Then followed a medley from the iconic Bond films… that’s James Bond. Arranged by Stephen Bulla, the piece featured the classic Bond theme tune as well as some of the best tunes from the Bond films including Goldfinger and Skyfall.

A Jubilee finale

We were very excited to be playing our celebratory finale with the Plymouth Maritime Corps of Drums. The Corps of Drums had been practising hard but unfortunately two days before the concert we heard that three of the four band members had come down with Covid and were unable to play with us. Both bands were gutted and we’re sorry to audience members who were looking forward to seeing this amazing fusion of bands. However, we continued with our British finale and hope you all enjoyed it.
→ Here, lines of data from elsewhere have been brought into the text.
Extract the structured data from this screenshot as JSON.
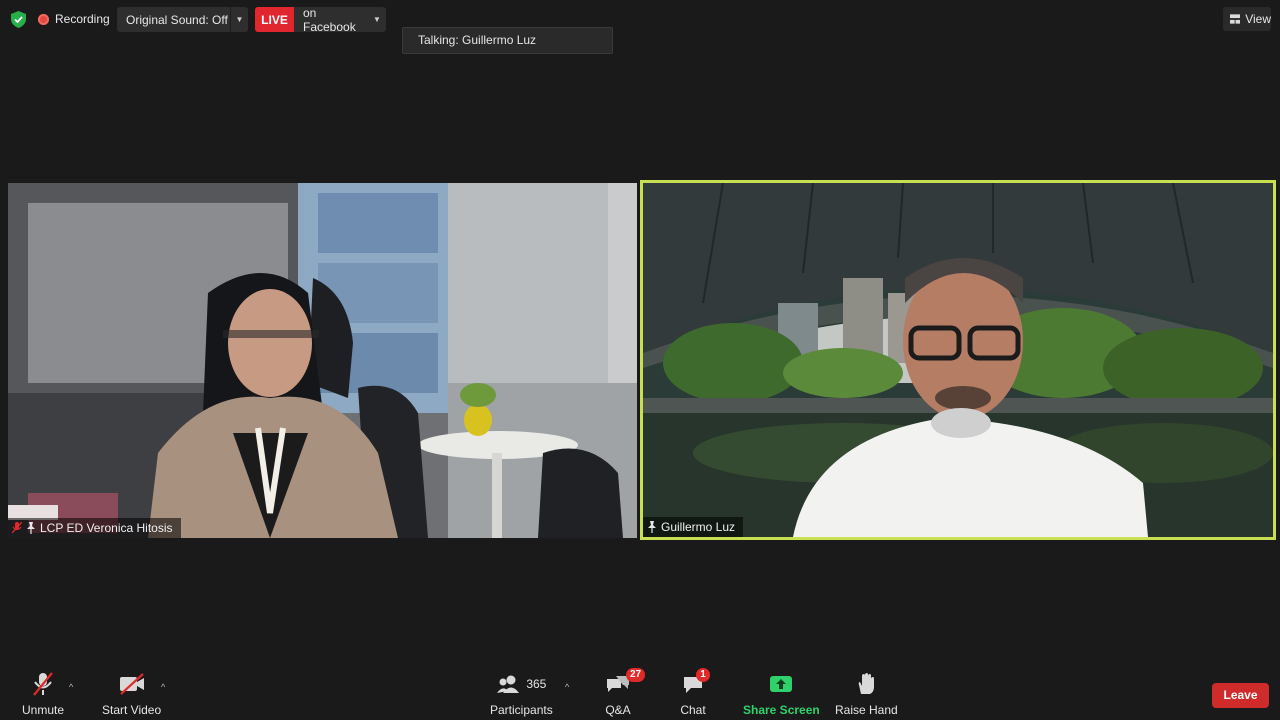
{
  "topbar": {
    "recording_label": "Recording",
    "original_sound_label": "Original Sound: Off",
    "live_badge": "LIVE",
    "live_target": "on Facebook",
    "talking_label": "Talking: Guillermo Luz",
    "view_label": "View"
  },
  "participants": [
    {
      "name": "LCP ED Veronica Hitosis",
      "muted": true,
      "pinned": true
    },
    {
      "name": "Guillermo Luz",
      "muted": false,
      "pinned": true,
      "active_speaker": true
    }
  ],
  "toolbar": {
    "unmute_label": "Unmute",
    "start_video_label": "Start Video",
    "participants_label": "Participants",
    "participants_count": "365",
    "qa_label": "Q&A",
    "qa_badge": "27",
    "chat_label": "Chat",
    "chat_badge": "1",
    "share_screen_label": "Share Screen",
    "raise_hand_label": "Raise Hand",
    "leave_label": "Leave"
  },
  "colors": {
    "background": "#1a1a1a",
    "active_speaker_border": "#c8df53",
    "live_red": "#e0262f",
    "share_green": "#2fd16b",
    "leave_red": "#cf2b2b"
  },
  "icons": [
    "shield-icon",
    "record-dot-icon",
    "chevron-down-icon",
    "view-grid-icon",
    "microphone-muted-icon",
    "pin-icon",
    "video-off-icon",
    "participants-icon",
    "qa-icon",
    "chat-icon",
    "share-screen-icon",
    "raise-hand-icon"
  ]
}
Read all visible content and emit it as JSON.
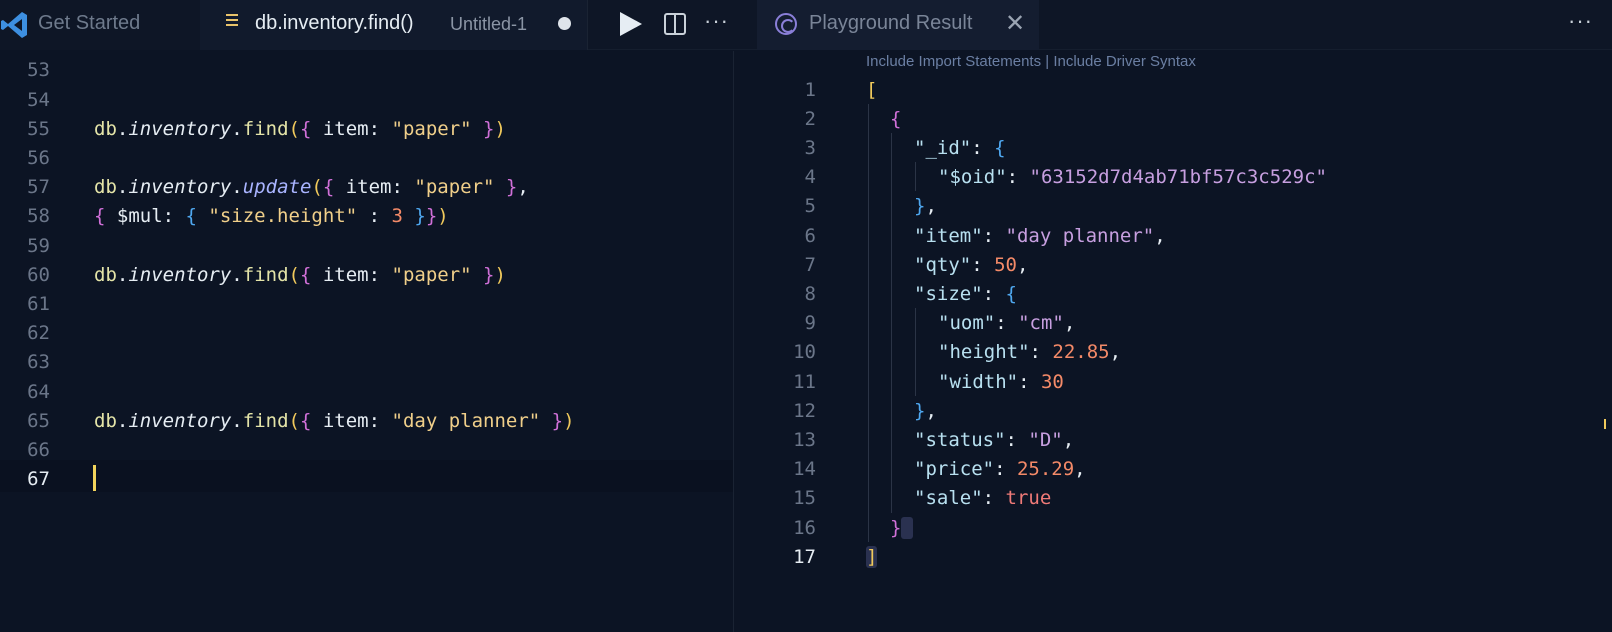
{
  "tabs": {
    "get_started": "Get Started",
    "editor_tab": "db.inventory.find()",
    "editor_tab_desc": "Untitled-1",
    "result_tab": "Playground Result"
  },
  "icons": [
    "vscode-logo-icon",
    "file-list-icon",
    "run-icon",
    "split-editor-icon",
    "more-actions-icon",
    "playground-result-icon",
    "close-icon"
  ],
  "colors": {
    "background": "#0c1424",
    "string": "#f0cf8a",
    "number": "#f48a68",
    "cursor": "#f2d45c"
  },
  "left_editor": {
    "line_numbers": [
      "53",
      "54",
      "55",
      "56",
      "57",
      "58",
      "59",
      "60",
      "61",
      "62",
      "63",
      "64",
      "65",
      "66",
      "67"
    ],
    "active_line": "67",
    "code": {
      "l55": {
        "db": "db",
        "dot1": ".",
        "coll": "inventory",
        "dot2": ".",
        "fn": "find",
        "p1": "(",
        "b1": "{",
        "key": " item: ",
        "str": "\"paper\"",
        "b2": " }",
        "p2": ")"
      },
      "l57": {
        "db": "db",
        "dot1": ".",
        "coll": "inventory",
        "dot2": ".",
        "fn": "update",
        "p1": "(",
        "b1": "{",
        "key": " item: ",
        "str": "\"paper\"",
        "b2": " }",
        "tail": ","
      },
      "l58": {
        "b1": "{",
        "key": " $mul: ",
        "b2": "{",
        "str": " \"size.height\"",
        "sep": " : ",
        "num": "3",
        "b3": " }",
        "b4": "}",
        "p2": ")"
      },
      "l60": {
        "db": "db",
        "dot1": ".",
        "coll": "inventory",
        "dot2": ".",
        "fn": "find",
        "p1": "(",
        "b1": "{",
        "key": " item: ",
        "str": "\"paper\"",
        "b2": " }",
        "p2": ")"
      },
      "l65": {
        "db": "db",
        "dot1": ".",
        "coll": "inventory",
        "dot2": ".",
        "fn": "find",
        "p1": "(",
        "b1": "{",
        "key": " item: ",
        "str": "\"day planner\"",
        "b2": " }",
        "p2": ")"
      }
    }
  },
  "right_editor": {
    "actions": "Include Import Statements | Include Driver Syntax",
    "line_numbers": [
      "1",
      "2",
      "3",
      "4",
      "5",
      "6",
      "7",
      "8",
      "9",
      "10",
      "11",
      "12",
      "13",
      "14",
      "15",
      "16",
      "17"
    ],
    "active_line": "17",
    "json": {
      "open_arr": "[",
      "open_obj": "{",
      "id_key": "\"_id\"",
      "id_colon": ": ",
      "id_open": "{",
      "oid_key": "\"$oid\"",
      "oid_colon": ": ",
      "oid_val": "\"63152d7d4ab71bf57c3c529c\"",
      "id_close": "}",
      "id_comma": ",",
      "item_key": "\"item\"",
      "item_colon": ": ",
      "item_val": "\"day planner\"",
      "item_comma": ",",
      "qty_key": "\"qty\"",
      "qty_colon": ": ",
      "qty_val": "50",
      "qty_comma": ",",
      "size_key": "\"size\"",
      "size_colon": ": ",
      "size_open": "{",
      "uom_key": "\"uom\"",
      "uom_colon": ": ",
      "uom_val": "\"cm\"",
      "uom_comma": ",",
      "height_key": "\"height\"",
      "height_colon": ": ",
      "height_val": "22.85",
      "height_comma": ",",
      "width_key": "\"width\"",
      "width_colon": ": ",
      "width_val": "30",
      "size_close": "}",
      "size_comma": ",",
      "status_key": "\"status\"",
      "status_colon": ": ",
      "status_val": "\"D\"",
      "status_comma": ",",
      "price_key": "\"price\"",
      "price_colon": ": ",
      "price_val": "25.29",
      "price_comma": ",",
      "sale_key": "\"sale\"",
      "sale_colon": ": ",
      "sale_val": "true",
      "close_obj": "}",
      "close_arr": "]"
    }
  }
}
Band members on stage at The Verwood Hub

Standing on stage at the end of our Jubilee concert. Photo courtesy of Alex Bostock.

The finale began with The Standard of St. George to celebrate St. George’s Day – which fell on the same day as our concert. We then played a patriotic High on a Hill featuring trumpet soloist Kerry. Our very royal penultimate piece, Crown Imperial, was performed at the coronation of King George VI in 1937 and again at the coronation of Queen Elizabeth II in 1953. A fitting piece to play at our Jubilee celebration.

And of course it wouldn’t be a Jubilee celebration without some flag waving to Britannic Salute. We love a bit of Rule Britannia! and Land of Hope and Glory at Bournemouth and District Concert Band!

What a way to celebrate the 70th anniversary of HM The Queen’s ascension to the throne.

By Emma on flute

If you missed the concert or you loved it so much you want to hear some of the music again, check out our social media channels. There are lots of videos and photos from the night on our Facebook, Instagram, Twitter and YouTube pages.